[Extracted records]
::::

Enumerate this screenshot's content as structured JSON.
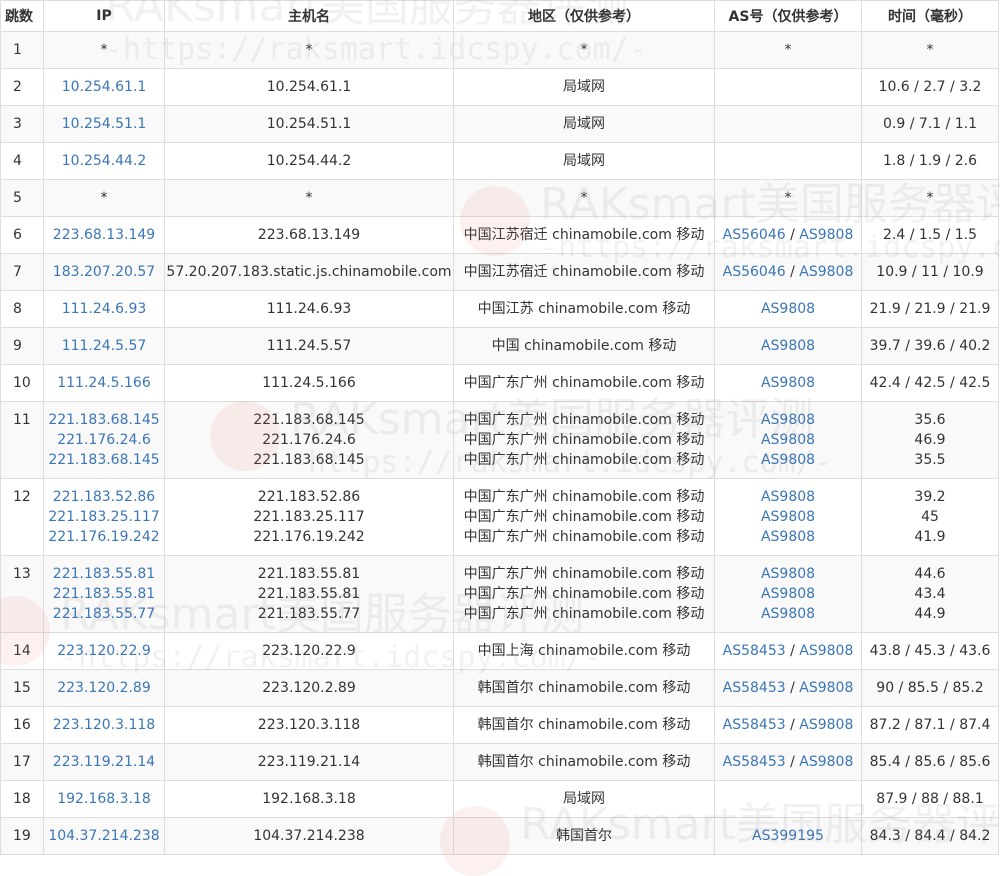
{
  "header": {
    "hop": "跳数",
    "ip": "IP",
    "host": "主机名",
    "region": "地区（仅供参考）",
    "as": "AS号（仅供参考）",
    "time": "时间（毫秒）"
  },
  "watermark": {
    "text": "RAKsmart美国服务器评测",
    "url": "-https://raksmart.idcspy.com/-"
  },
  "rows": [
    {
      "hop": "1",
      "ip": [
        "*"
      ],
      "host": [
        "*"
      ],
      "region": [
        "*"
      ],
      "as": [
        [
          "*"
        ]
      ],
      "time": [
        "*"
      ],
      "ip_link": false
    },
    {
      "hop": "2",
      "ip": [
        "10.254.61.1"
      ],
      "host": [
        "10.254.61.1"
      ],
      "region": [
        "局域网"
      ],
      "as": [
        []
      ],
      "time": [
        "10.6 / 2.7 / 3.2"
      ],
      "ip_link": true
    },
    {
      "hop": "3",
      "ip": [
        "10.254.51.1"
      ],
      "host": [
        "10.254.51.1"
      ],
      "region": [
        "局域网"
      ],
      "as": [
        []
      ],
      "time": [
        "0.9 / 7.1 / 1.1"
      ],
      "ip_link": true
    },
    {
      "hop": "4",
      "ip": [
        "10.254.44.2"
      ],
      "host": [
        "10.254.44.2"
      ],
      "region": [
        "局域网"
      ],
      "as": [
        []
      ],
      "time": [
        "1.8 / 1.9 / 2.6"
      ],
      "ip_link": true
    },
    {
      "hop": "5",
      "ip": [
        "*"
      ],
      "host": [
        "*"
      ],
      "region": [
        "*"
      ],
      "as": [
        [
          "*"
        ]
      ],
      "time": [
        "*"
      ],
      "ip_link": false
    },
    {
      "hop": "6",
      "ip": [
        "223.68.13.149"
      ],
      "host": [
        "223.68.13.149"
      ],
      "region": [
        "中国江苏宿迁 chinamobile.com 移动"
      ],
      "as": [
        [
          "AS56046",
          "AS9808"
        ]
      ],
      "time": [
        "2.4 / 1.5 / 1.5"
      ],
      "ip_link": true
    },
    {
      "hop": "7",
      "ip": [
        "183.207.20.57"
      ],
      "host": [
        "57.20.207.183.static.js.chinamobile.com"
      ],
      "region": [
        "中国江苏宿迁 chinamobile.com 移动"
      ],
      "as": [
        [
          "AS56046",
          "AS9808"
        ]
      ],
      "time": [
        "10.9 / 11 / 10.9"
      ],
      "ip_link": true
    },
    {
      "hop": "8",
      "ip": [
        "111.24.6.93"
      ],
      "host": [
        "111.24.6.93"
      ],
      "region": [
        "中国江苏 chinamobile.com 移动"
      ],
      "as": [
        [
          "AS9808"
        ]
      ],
      "time": [
        "21.9 / 21.9 / 21.9"
      ],
      "ip_link": true
    },
    {
      "hop": "9",
      "ip": [
        "111.24.5.57"
      ],
      "host": [
        "111.24.5.57"
      ],
      "region": [
        "中国 chinamobile.com 移动"
      ],
      "as": [
        [
          "AS9808"
        ]
      ],
      "time": [
        "39.7 / 39.6 / 40.2"
      ],
      "ip_link": true
    },
    {
      "hop": "10",
      "ip": [
        "111.24.5.166"
      ],
      "host": [
        "111.24.5.166"
      ],
      "region": [
        "中国广东广州 chinamobile.com 移动"
      ],
      "as": [
        [
          "AS9808"
        ]
      ],
      "time": [
        "42.4 / 42.5 / 42.5"
      ],
      "ip_link": true
    },
    {
      "hop": "11",
      "ip": [
        "221.183.68.145",
        "221.176.24.6",
        "221.183.68.145"
      ],
      "host": [
        "221.183.68.145",
        "221.176.24.6",
        "221.183.68.145"
      ],
      "region": [
        "中国广东广州 chinamobile.com 移动",
        "中国广东广州 chinamobile.com 移动",
        "中国广东广州 chinamobile.com 移动"
      ],
      "as": [
        [
          "AS9808"
        ],
        [
          "AS9808"
        ],
        [
          "AS9808"
        ]
      ],
      "time": [
        "35.6",
        "46.9",
        "35.5"
      ],
      "ip_link": true
    },
    {
      "hop": "12",
      "ip": [
        "221.183.52.86",
        "221.183.25.117",
        "221.176.19.242"
      ],
      "host": [
        "221.183.52.86",
        "221.183.25.117",
        "221.176.19.242"
      ],
      "region": [
        "中国广东广州 chinamobile.com 移动",
        "中国广东广州 chinamobile.com 移动",
        "中国广东广州 chinamobile.com 移动"
      ],
      "as": [
        [
          "AS9808"
        ],
        [
          "AS9808"
        ],
        [
          "AS9808"
        ]
      ],
      "time": [
        "39.2",
        "45",
        "41.9"
      ],
      "ip_link": true
    },
    {
      "hop": "13",
      "ip": [
        "221.183.55.81",
        "221.183.55.81",
        "221.183.55.77"
      ],
      "host": [
        "221.183.55.81",
        "221.183.55.81",
        "221.183.55.77"
      ],
      "region": [
        "中国广东广州 chinamobile.com 移动",
        "中国广东广州 chinamobile.com 移动",
        "中国广东广州 chinamobile.com 移动"
      ],
      "as": [
        [
          "AS9808"
        ],
        [
          "AS9808"
        ],
        [
          "AS9808"
        ]
      ],
      "time": [
        "44.6",
        "43.4",
        "44.9"
      ],
      "ip_link": true
    },
    {
      "hop": "14",
      "ip": [
        "223.120.22.9"
      ],
      "host": [
        "223.120.22.9"
      ],
      "region": [
        "中国上海 chinamobile.com 移动"
      ],
      "as": [
        [
          "AS58453",
          "AS9808"
        ]
      ],
      "time": [
        "43.8 / 45.3 / 43.6"
      ],
      "ip_link": true
    },
    {
      "hop": "15",
      "ip": [
        "223.120.2.89"
      ],
      "host": [
        "223.120.2.89"
      ],
      "region": [
        "韩国首尔 chinamobile.com 移动"
      ],
      "as": [
        [
          "AS58453",
          "AS9808"
        ]
      ],
      "time": [
        "90 / 85.5 / 85.2"
      ],
      "ip_link": true
    },
    {
      "hop": "16",
      "ip": [
        "223.120.3.118"
      ],
      "host": [
        "223.120.3.118"
      ],
      "region": [
        "韩国首尔 chinamobile.com 移动"
      ],
      "as": [
        [
          "AS58453",
          "AS9808"
        ]
      ],
      "time": [
        "87.2 / 87.1 / 87.4"
      ],
      "ip_link": true
    },
    {
      "hop": "17",
      "ip": [
        "223.119.21.14"
      ],
      "host": [
        "223.119.21.14"
      ],
      "region": [
        "韩国首尔 chinamobile.com 移动"
      ],
      "as": [
        [
          "AS58453",
          "AS9808"
        ]
      ],
      "time": [
        "85.4 / 85.6 / 85.6"
      ],
      "ip_link": true
    },
    {
      "hop": "18",
      "ip": [
        "192.168.3.18"
      ],
      "host": [
        "192.168.3.18"
      ],
      "region": [
        "局域网"
      ],
      "as": [
        []
      ],
      "time": [
        "87.9 / 88 / 88.1"
      ],
      "ip_link": true
    },
    {
      "hop": "19",
      "ip": [
        "104.37.214.238"
      ],
      "host": [
        "104.37.214.238"
      ],
      "region": [
        "韩国首尔"
      ],
      "as": [
        [
          "AS399195"
        ]
      ],
      "time": [
        "84.3 / 84.4 / 84.2"
      ],
      "ip_link": true
    }
  ]
}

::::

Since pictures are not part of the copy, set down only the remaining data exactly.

Enumerate this screenshot's content as structured JSON.
{
  "header": {
    "hop": "跳数",
    "ip": "IP",
    "host": "主机名",
    "region": "地区（仅供参考）",
    "as": "AS号（仅供参考）",
    "time": "时间（毫秒）"
  },
  "watermark": {
    "text": "RAKsmart美国服务器评测",
    "url": "-https://raksmart.idcspy.com/-"
  },
  "rows": [
    {
      "hop": "1",
      "ip": [
        "*"
      ],
      "host": [
        "*"
      ],
      "region": [
        "*"
      ],
      "as": [
        [
          "*"
        ]
      ],
      "time": [
        "*"
      ],
      "ip_link": false
    },
    {
      "hop": "2",
      "ip": [
        "10.254.61.1"
      ],
      "host": [
        "10.254.61.1"
      ],
      "region": [
        "局域网"
      ],
      "as": [
        []
      ],
      "time": [
        "10.6 / 2.7 / 3.2"
      ],
      "ip_link": true
    },
    {
      "hop": "3",
      "ip": [
        "10.254.51.1"
      ],
      "host": [
        "10.254.51.1"
      ],
      "region": [
        "局域网"
      ],
      "as": [
        []
      ],
      "time": [
        "0.9 / 7.1 / 1.1"
      ],
      "ip_link": true
    },
    {
      "hop": "4",
      "ip": [
        "10.254.44.2"
      ],
      "host": [
        "10.254.44.2"
      ],
      "region": [
        "局域网"
      ],
      "as": [
        []
      ],
      "time": [
        "1.8 / 1.9 / 2.6"
      ],
      "ip_link": true
    },
    {
      "hop": "5",
      "ip": [
        "*"
      ],
      "host": [
        "*"
      ],
      "region": [
        "*"
      ],
      "as": [
        [
          "*"
        ]
      ],
      "time": [
        "*"
      ],
      "ip_link": false
    },
    {
      "hop": "6",
      "ip": [
        "223.68.13.149"
      ],
      "host": [
        "223.68.13.149"
      ],
      "region": [
        "中国江苏宿迁 chinamobile.com 移动"
      ],
      "as": [
        [
          "AS56046",
          "AS9808"
        ]
      ],
      "time": [
        "2.4 / 1.5 / 1.5"
      ],
      "ip_link": true
    },
    {
      "hop": "7",
      "ip": [
        "183.207.20.57"
      ],
      "host": [
        "57.20.207.183.static.js.chinamobile.com"
      ],
      "region": [
        "中国江苏宿迁 chinamobile.com 移动"
      ],
      "as": [
        [
          "AS56046",
          "AS9808"
        ]
      ],
      "time": [
        "10.9 / 11 / 10.9"
      ],
      "ip_link": true
    },
    {
      "hop": "8",
      "ip": [
        "111.24.6.93"
      ],
      "host": [
        "111.24.6.93"
      ],
      "region": [
        "中国江苏 chinamobile.com 移动"
      ],
      "as": [
        [
          "AS9808"
        ]
      ],
      "time": [
        "21.9 / 21.9 / 21.9"
      ],
      "ip_link": true
    },
    {
      "hop": "9",
      "ip": [
        "111.24.5.57"
      ],
      "host": [
        "111.24.5.57"
      ],
      "region": [
        "中国 chinamobile.com 移动"
      ],
      "as": [
        [
          "AS9808"
        ]
      ],
      "time": [
        "39.7 / 39.6 / 40.2"
      ],
      "ip_link": true
    },
    {
      "hop": "10",
      "ip": [
        "111.24.5.166"
      ],
      "host": [
        "111.24.5.166"
      ],
      "region": [
        "中国广东广州 chinamobile.com 移动"
      ],
      "as": [
        [
          "AS9808"
        ]
      ],
      "time": [
        "42.4 / 42.5 / 42.5"
      ],
      "ip_link": true
    },
    {
      "hop": "11",
      "ip": [
        "221.183.68.145",
        "221.176.24.6",
        "221.183.68.145"
      ],
      "host": [
        "221.183.68.145",
        "221.176.24.6",
        "221.183.68.145"
      ],
      "region": [
        "中国广东广州 chinamobile.com 移动",
        "中国广东广州 chinamobile.com 移动",
        "中国广东广州 chinamobile.com 移动"
      ],
      "as": [
        [
          "AS9808"
        ],
        [
          "AS9808"
        ],
        [
          "AS9808"
        ]
      ],
      "time": [
        "35.6",
        "46.9",
        "35.5"
      ],
      "ip_link": true
    },
    {
      "hop": "12",
      "ip": [
        "221.183.52.86",
        "221.183.25.117",
        "221.176.19.242"
      ],
      "host": [
        "221.183.52.86",
        "221.183.25.117",
        "221.176.19.242"
      ],
      "region": [
        "中国广东广州 chinamobile.com 移动",
        "中国广东广州 chinamobile.com 移动",
        "中国广东广州 chinamobile.com 移动"
      ],
      "as": [
        [
          "AS9808"
        ],
        [
          "AS9808"
        ],
        [
          "AS9808"
        ]
      ],
      "time": [
        "39.2",
        "45",
        "41.9"
      ],
      "ip_link": true
    },
    {
      "hop": "13",
      "ip": [
        "221.183.55.81",
        "221.183.55.81",
        "221.183.55.77"
      ],
      "host": [
        "221.183.55.81",
        "221.183.55.81",
        "221.183.55.77"
      ],
      "region": [
        "中国广东广州 chinamobile.com 移动",
        "中国广东广州 chinamobile.com 移动",
        "中国广东广州 chinamobile.com 移动"
      ],
      "as": [
        [
          "AS9808"
        ],
        [
          "AS9808"
        ],
        [
          "AS9808"
        ]
      ],
      "time": [
        "44.6",
        "43.4",
        "44.9"
      ],
      "ip_link": true
    },
    {
      "hop": "14",
      "ip": [
        "223.120.22.9"
      ],
      "host": [
        "223.120.22.9"
      ],
      "region": [
        "中国上海 chinamobile.com 移动"
      ],
      "as": [
        [
          "AS58453",
          "AS9808"
        ]
      ],
      "time": [
        "43.8 / 45.3 / 43.6"
      ],
      "ip_link": true
    },
    {
      "hop": "15",
      "ip": [
        "223.120.2.89"
      ],
      "host": [
        "223.120.2.89"
      ],
      "region": [
        "韩国首尔 chinamobile.com 移动"
      ],
      "as": [
        [
          "AS58453",
          "AS9808"
        ]
      ],
      "time": [
        "90 / 85.5 / 85.2"
      ],
      "ip_link": true
    },
    {
      "hop": "16",
      "ip": [
        "223.120.3.118"
      ],
      "host": [
        "223.120.3.118"
      ],
      "region": [
        "韩国首尔 chinamobile.com 移动"
      ],
      "as": [
        [
          "AS58453",
          "AS9808"
        ]
      ],
      "time": [
        "87.2 / 87.1 / 87.4"
      ],
      "ip_link": true
    },
    {
      "hop": "17",
      "ip": [
        "223.119.21.14"
      ],
      "host": [
        "223.119.21.14"
      ],
      "region": [
        "韩国首尔 chinamobile.com 移动"
      ],
      "as": [
        [
          "AS58453",
          "AS9808"
        ]
      ],
      "time": [
        "85.4 / 85.6 / 85.6"
      ],
      "ip_link": true
    },
    {
      "hop": "18",
      "ip": [
        "192.168.3.18"
      ],
      "host": [
        "192.168.3.18"
      ],
      "region": [
        "局域网"
      ],
      "as": [
        []
      ],
      "time": [
        "87.9 / 88 / 88.1"
      ],
      "ip_link": true
    },
    {
      "hop": "19",
      "ip": [
        "104.37.214.238"
      ],
      "host": [
        "104.37.214.238"
      ],
      "region": [
        "韩国首尔"
      ],
      "as": [
        [
          "AS399195"
        ]
      ],
      "time": [
        "84.3 / 84.4 / 84.2"
      ],
      "ip_link": true
    }
  ]
}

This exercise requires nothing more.